◆ **What needs to be done**
In how many lines of the data does the word "Type" appear? Give the number by itself.

◆ **Data for review**
+-------+

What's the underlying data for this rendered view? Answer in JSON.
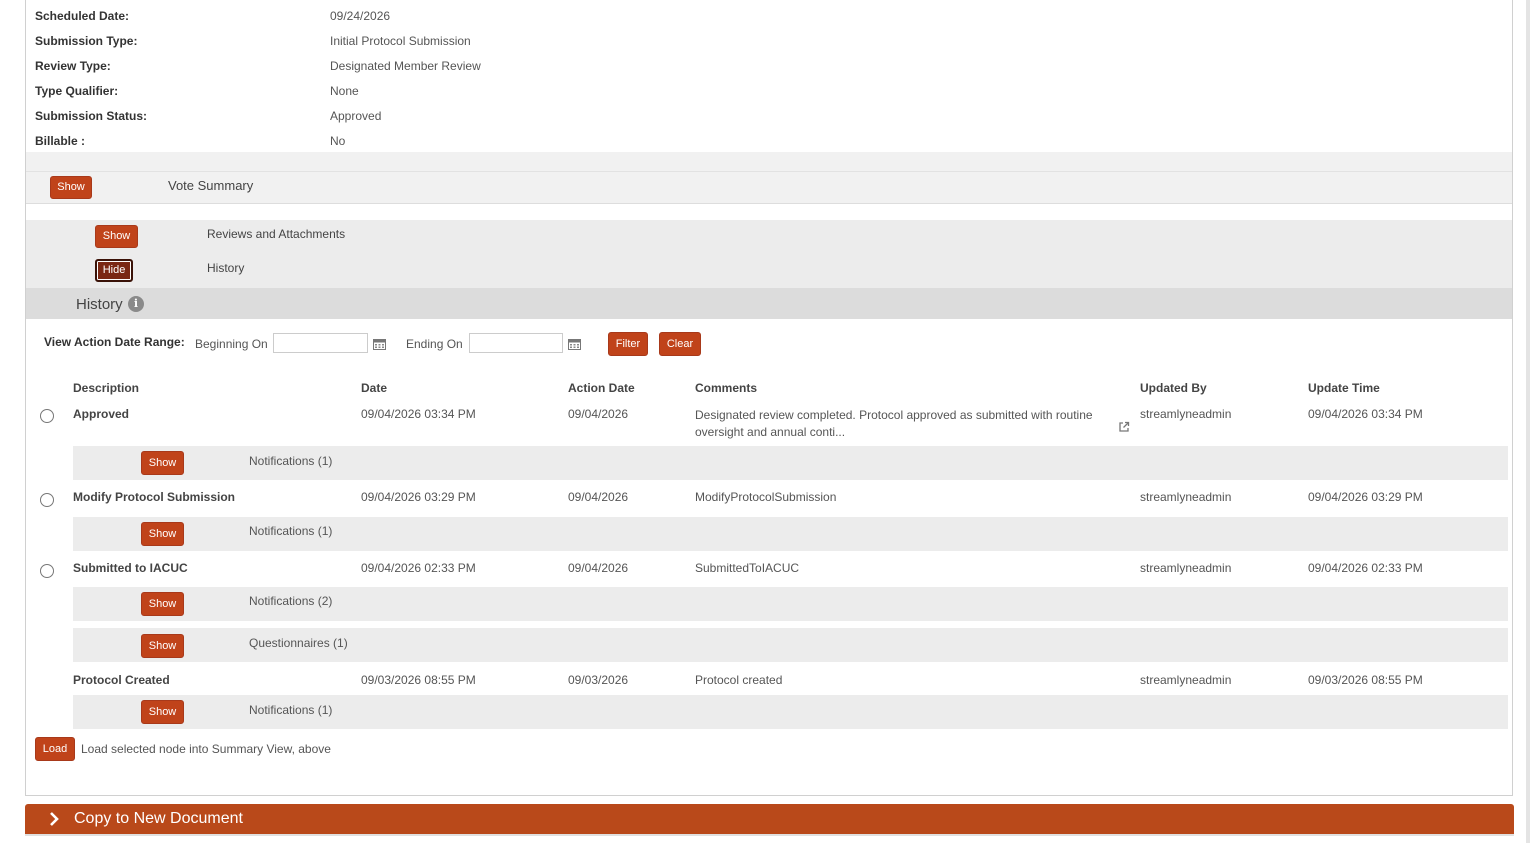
{
  "summary": {
    "rows": [
      {
        "label": "Scheduled Date:",
        "value": "09/24/2026"
      },
      {
        "label": "Submission Type:",
        "value": "Initial Protocol Submission"
      },
      {
        "label": "Review Type:",
        "value": "Designated Member Review"
      },
      {
        "label": "Type Qualifier:",
        "value": "None"
      },
      {
        "label": "Submission Status:",
        "value": "Approved"
      },
      {
        "label": "Billable :",
        "value": "No"
      }
    ]
  },
  "vote_summary": {
    "button": "Show",
    "label": "Vote Summary"
  },
  "reviews": {
    "button": "Show",
    "label": "Reviews and Attachments"
  },
  "history_toggle": {
    "button": "Hide",
    "label": "History"
  },
  "history": {
    "title": "History",
    "filter": {
      "range_label": "View Action Date Range:",
      "beginning_label": "Beginning On",
      "beginning_value": "",
      "ending_label": "Ending On",
      "ending_value": "",
      "filter_button": "Filter",
      "clear_button": "Clear"
    },
    "columns": [
      "Description",
      "Date",
      "Action Date",
      "Comments",
      "Updated By",
      "Update Time"
    ],
    "rows": [
      {
        "description": "Approved",
        "date": "09/04/2026 03:34 PM",
        "action_date": "09/04/2026",
        "comments": "Designated review completed. Protocol approved as submitted with routine oversight and annual conti...",
        "updated_by": "streamlyneadmin",
        "update_time": "09/04/2026 03:34 PM"
      },
      {
        "description": "Modify Protocol Submission",
        "date": "09/04/2026 03:29 PM",
        "action_date": "09/04/2026",
        "comments": "ModifyProtocolSubmission",
        "updated_by": "streamlyneadmin",
        "update_time": "09/04/2026 03:29 PM"
      },
      {
        "description": "Submitted to IACUC",
        "date": "09/04/2026 02:33 PM",
        "action_date": "09/04/2026",
        "comments": "SubmittedToIACUC",
        "updated_by": "streamlyneadmin",
        "update_time": "09/04/2026 02:33 PM"
      },
      {
        "description": "Protocol Created",
        "date": "09/03/2026 08:55 PM",
        "action_date": "09/03/2026",
        "comments": "Protocol created",
        "updated_by": "streamlyneadmin",
        "update_time": "09/03/2026 08:55 PM"
      }
    ],
    "subsections": [
      {
        "button": "Show",
        "label": "Notifications (1)"
      },
      {
        "button": "Show",
        "label": "Notifications (1)"
      },
      {
        "button": "Show",
        "label": "Notifications (2)"
      },
      {
        "button": "Show",
        "label": "Questionnaires (1)"
      },
      {
        "button": "Show",
        "label": "Notifications (1)"
      }
    ],
    "load_button": "Load",
    "load_text": "Load selected node into Summary View, above"
  },
  "copy_bar": {
    "label": "Copy to New Document"
  },
  "colors": {
    "accent": "#c0431a",
    "copy_bar": "#b9491a",
    "band": "#ececec"
  }
}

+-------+

◆ **Response to the task**
3